There have been many conversations about ‘social federation’ over the last couple of years and organisations like Vodafone and Diaspora have tried to push out technology pieces that deliver on this, both using XMPP.
There are some other pointers to XMPP as being the preferred underlying technology that could give us ‘social federation’, the use of this protocol by Facebook, Google, and many other ‘chat’ platforms that run alongside web (HTTP) based social tools.
If you look at well known microblogging services they’ve both dabbled with XMPP, Twitter up until mid 2009, but they failed to grasp the correct way to deploy large scale XMPP services and Status.net who still use XMPP.
Other companies using XMPP natively or as connectors into their data streams are for example;
- Jaiku, Friendfeed, GitHub etc
I’m not saying that XMPP is THE technology stack that will deliver federated social solutions but it’s got most of what we need;
- IETF standardisation
- Security (inc built in anti-spam measures)
- Extensibility (via XML)
- A rich technology and skills ecosystem

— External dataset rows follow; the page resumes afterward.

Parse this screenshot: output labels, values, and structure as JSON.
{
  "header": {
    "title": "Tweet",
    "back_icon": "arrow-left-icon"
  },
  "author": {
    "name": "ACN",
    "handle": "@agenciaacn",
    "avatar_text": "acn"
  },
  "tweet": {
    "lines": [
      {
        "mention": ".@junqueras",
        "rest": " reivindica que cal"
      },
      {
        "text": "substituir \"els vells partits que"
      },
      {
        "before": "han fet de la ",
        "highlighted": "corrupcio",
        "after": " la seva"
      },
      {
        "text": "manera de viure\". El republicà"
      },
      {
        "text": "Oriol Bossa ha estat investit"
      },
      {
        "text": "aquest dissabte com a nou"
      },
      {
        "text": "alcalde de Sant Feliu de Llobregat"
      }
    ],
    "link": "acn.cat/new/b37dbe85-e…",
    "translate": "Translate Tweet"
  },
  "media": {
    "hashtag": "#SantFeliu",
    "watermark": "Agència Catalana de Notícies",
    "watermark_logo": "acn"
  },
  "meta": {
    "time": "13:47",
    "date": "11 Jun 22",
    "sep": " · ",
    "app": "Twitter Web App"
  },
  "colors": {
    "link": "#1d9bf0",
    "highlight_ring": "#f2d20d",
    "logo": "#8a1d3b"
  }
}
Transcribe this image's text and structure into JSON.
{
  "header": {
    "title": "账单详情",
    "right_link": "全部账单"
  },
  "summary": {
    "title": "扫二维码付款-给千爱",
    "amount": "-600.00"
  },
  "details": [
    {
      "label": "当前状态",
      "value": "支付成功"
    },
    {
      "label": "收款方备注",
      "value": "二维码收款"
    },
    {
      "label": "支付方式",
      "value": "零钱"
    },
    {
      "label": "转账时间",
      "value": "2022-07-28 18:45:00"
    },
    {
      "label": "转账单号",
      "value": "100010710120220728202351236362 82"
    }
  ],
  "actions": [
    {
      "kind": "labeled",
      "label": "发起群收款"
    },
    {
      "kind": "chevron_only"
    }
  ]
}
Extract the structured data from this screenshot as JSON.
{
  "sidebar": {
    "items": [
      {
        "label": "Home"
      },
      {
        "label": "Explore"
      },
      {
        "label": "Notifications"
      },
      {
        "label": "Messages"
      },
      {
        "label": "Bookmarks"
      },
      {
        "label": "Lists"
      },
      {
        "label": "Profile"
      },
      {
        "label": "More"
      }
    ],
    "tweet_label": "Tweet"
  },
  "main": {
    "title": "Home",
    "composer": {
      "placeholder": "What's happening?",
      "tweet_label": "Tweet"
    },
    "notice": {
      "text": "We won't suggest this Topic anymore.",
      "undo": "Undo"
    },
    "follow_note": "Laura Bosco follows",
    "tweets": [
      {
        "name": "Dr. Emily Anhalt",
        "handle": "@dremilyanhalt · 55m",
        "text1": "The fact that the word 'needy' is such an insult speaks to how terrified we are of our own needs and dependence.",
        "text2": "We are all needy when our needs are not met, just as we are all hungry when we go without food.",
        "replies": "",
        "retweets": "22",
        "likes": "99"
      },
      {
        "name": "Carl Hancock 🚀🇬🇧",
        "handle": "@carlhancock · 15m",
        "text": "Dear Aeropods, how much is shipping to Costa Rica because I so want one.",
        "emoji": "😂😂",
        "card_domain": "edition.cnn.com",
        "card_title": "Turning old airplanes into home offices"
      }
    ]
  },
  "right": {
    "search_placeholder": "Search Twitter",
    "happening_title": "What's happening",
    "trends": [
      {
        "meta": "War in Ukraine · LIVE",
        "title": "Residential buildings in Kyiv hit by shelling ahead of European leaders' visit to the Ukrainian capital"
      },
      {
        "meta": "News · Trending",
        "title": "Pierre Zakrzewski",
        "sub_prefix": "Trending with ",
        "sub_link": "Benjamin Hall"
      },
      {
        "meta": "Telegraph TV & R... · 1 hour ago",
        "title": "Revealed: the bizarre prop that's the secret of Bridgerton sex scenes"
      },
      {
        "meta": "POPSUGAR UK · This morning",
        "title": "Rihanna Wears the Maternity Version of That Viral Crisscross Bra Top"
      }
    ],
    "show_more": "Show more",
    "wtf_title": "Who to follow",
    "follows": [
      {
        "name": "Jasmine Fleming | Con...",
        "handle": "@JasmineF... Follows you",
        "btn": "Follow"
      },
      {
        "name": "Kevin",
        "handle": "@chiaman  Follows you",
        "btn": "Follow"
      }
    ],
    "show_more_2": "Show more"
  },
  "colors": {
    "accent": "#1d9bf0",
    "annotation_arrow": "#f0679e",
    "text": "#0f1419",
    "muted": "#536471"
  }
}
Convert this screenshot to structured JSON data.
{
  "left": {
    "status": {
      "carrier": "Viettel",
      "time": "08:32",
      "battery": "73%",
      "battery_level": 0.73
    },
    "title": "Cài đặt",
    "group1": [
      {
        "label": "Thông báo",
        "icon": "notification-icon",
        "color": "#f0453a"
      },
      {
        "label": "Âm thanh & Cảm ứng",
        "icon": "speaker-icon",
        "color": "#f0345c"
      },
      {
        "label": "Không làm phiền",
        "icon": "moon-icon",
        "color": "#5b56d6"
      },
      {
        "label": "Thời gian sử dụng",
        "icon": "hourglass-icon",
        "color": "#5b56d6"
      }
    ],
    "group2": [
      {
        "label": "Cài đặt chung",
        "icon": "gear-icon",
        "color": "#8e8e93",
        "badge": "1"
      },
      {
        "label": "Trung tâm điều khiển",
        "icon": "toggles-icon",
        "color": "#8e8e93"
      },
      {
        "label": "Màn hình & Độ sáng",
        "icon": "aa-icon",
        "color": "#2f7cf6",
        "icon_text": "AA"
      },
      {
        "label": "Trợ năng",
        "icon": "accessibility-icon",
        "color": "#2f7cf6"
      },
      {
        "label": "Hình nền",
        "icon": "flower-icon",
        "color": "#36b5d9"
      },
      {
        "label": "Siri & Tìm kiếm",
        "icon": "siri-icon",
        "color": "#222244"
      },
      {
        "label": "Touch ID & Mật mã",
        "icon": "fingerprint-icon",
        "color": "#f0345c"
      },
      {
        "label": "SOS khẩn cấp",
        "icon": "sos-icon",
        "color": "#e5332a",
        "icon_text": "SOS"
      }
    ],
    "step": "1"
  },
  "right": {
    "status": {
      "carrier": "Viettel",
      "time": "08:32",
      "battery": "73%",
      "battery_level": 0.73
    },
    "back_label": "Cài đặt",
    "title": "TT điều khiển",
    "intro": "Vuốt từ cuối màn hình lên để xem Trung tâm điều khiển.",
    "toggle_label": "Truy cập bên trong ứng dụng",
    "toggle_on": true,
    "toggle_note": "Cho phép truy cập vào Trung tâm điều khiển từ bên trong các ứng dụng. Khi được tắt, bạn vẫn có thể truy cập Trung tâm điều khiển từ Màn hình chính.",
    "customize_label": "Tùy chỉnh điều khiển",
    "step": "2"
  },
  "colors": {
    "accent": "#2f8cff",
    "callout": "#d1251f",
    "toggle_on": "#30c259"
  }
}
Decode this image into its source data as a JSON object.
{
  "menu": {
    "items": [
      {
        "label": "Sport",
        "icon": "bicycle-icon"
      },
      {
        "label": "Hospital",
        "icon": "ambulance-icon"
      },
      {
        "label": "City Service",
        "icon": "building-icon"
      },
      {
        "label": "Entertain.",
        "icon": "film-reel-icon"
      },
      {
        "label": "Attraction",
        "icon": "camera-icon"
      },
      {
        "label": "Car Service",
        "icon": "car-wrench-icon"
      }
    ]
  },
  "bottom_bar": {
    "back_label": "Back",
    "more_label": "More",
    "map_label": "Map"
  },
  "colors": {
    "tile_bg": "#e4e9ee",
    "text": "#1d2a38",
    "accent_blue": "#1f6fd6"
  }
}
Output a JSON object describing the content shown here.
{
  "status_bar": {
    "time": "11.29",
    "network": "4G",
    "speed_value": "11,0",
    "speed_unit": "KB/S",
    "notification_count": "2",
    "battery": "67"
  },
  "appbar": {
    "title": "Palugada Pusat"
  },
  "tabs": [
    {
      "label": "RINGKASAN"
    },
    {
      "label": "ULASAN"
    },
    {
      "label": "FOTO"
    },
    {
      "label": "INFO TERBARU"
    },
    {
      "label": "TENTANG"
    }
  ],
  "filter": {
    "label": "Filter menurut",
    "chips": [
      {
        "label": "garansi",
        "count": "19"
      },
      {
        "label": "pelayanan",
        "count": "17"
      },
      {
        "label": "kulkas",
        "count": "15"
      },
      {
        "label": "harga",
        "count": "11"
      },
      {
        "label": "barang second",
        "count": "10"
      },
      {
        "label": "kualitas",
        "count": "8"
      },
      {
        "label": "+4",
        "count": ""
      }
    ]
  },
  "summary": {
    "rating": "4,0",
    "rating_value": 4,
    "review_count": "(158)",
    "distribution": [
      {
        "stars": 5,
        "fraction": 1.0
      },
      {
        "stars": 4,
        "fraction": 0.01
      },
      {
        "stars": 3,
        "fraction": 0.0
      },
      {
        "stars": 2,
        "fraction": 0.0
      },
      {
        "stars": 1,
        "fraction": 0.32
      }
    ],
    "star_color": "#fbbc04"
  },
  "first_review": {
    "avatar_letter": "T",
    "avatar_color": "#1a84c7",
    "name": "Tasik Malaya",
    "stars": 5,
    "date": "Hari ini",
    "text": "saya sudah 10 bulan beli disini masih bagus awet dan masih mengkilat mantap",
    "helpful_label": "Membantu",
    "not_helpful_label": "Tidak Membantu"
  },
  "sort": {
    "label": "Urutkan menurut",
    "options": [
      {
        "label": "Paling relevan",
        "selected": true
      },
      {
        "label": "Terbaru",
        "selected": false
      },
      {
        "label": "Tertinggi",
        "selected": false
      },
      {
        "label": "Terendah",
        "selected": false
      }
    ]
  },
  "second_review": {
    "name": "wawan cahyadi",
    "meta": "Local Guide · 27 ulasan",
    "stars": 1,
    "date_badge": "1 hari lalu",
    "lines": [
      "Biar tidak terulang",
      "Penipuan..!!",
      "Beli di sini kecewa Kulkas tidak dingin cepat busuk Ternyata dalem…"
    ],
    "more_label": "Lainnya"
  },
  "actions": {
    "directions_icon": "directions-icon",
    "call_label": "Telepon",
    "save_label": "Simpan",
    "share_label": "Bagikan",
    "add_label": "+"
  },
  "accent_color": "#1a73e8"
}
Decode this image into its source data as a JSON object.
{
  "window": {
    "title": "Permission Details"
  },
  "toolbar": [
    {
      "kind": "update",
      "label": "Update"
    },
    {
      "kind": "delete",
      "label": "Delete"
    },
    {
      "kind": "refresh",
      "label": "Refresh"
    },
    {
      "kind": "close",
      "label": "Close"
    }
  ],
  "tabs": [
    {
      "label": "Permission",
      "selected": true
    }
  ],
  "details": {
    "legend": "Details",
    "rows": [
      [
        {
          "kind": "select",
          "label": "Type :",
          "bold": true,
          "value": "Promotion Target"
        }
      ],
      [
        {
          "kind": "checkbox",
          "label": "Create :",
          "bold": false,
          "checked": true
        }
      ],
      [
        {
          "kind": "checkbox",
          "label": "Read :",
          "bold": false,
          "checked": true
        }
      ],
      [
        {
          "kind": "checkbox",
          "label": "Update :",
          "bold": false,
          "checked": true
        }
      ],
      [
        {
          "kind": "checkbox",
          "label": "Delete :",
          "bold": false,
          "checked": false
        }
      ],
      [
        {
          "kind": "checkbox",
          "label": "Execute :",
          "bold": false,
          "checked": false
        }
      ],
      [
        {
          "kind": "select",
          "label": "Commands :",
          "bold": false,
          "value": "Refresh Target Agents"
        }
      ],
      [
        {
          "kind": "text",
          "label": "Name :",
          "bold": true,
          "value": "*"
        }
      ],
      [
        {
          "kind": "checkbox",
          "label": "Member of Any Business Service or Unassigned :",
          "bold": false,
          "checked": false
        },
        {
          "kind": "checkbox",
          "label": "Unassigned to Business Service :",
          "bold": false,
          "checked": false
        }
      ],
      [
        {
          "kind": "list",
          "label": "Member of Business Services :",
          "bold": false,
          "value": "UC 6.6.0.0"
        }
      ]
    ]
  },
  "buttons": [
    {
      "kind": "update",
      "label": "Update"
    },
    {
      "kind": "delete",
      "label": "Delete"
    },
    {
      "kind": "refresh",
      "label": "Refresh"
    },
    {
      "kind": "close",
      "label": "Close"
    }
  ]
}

It took email awhile to federate and IM only achieved this via XMPP in 2004 so I guess there’s scope for a few more years of startups attempting to ‘land grab’ using their own proprietary tech (e.g. Twitter) before everyone falls in line behind XMPP, or something better.